**ENTRIES SUPPLIED**
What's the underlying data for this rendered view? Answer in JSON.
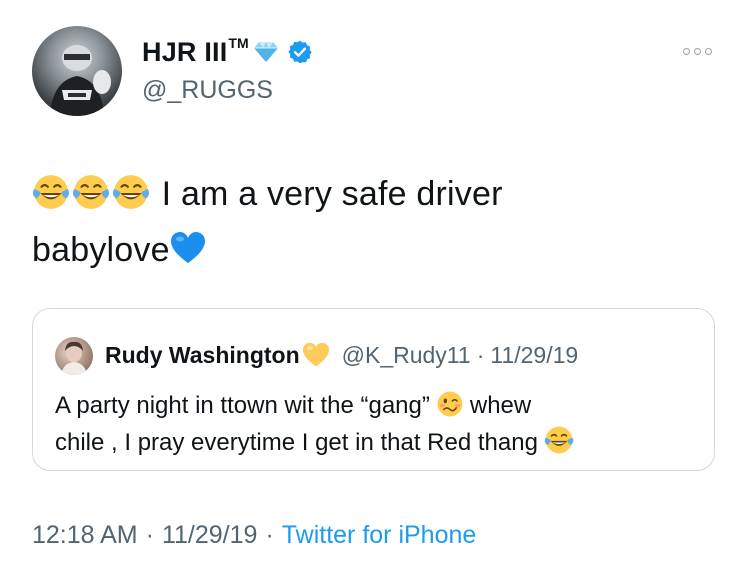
{
  "author": {
    "display_name": "HJR III",
    "trademark": "TM",
    "handle": "@_RUGGS",
    "verified": true
  },
  "tweet": {
    "text_line1": "I am a very safe driver",
    "text_line2": "babylove",
    "emoji_prefix": [
      "face-with-tears-of-joy",
      "face-with-tears-of-joy",
      "face-with-tears-of-joy"
    ],
    "emoji_suffix": "blue-heart"
  },
  "quoted": {
    "name": "Rudy Washington",
    "name_emoji": "yellow-heart",
    "handle": "@K_Rudy11",
    "separator": "·",
    "date": "11/29/19",
    "text_part1": "A party night in ttown wit the “gang”",
    "text_part2": "whew",
    "text_line2": "chile , I pray everytime I get in that Red thang",
    "emoji_mid": "woozy-face",
    "emoji_end": "face-with-tears-of-joy"
  },
  "meta": {
    "time": "12:18 AM",
    "separator": "·",
    "date": "11/29/19",
    "source": "Twitter for iPhone"
  },
  "colors": {
    "text": "#0f1419",
    "muted": "#536471",
    "link": "#1d9bf0",
    "border": "#cfd9de"
  }
}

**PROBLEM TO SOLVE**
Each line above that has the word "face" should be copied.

**TASK SOLUTION**
      "face-with-tears-of-joy",
      "face-with-tears-of-joy",
      "face-with-tears-of-joy"
    "emoji_mid": "woozy-face",
    "emoji_end": "face-with-tears-of-joy"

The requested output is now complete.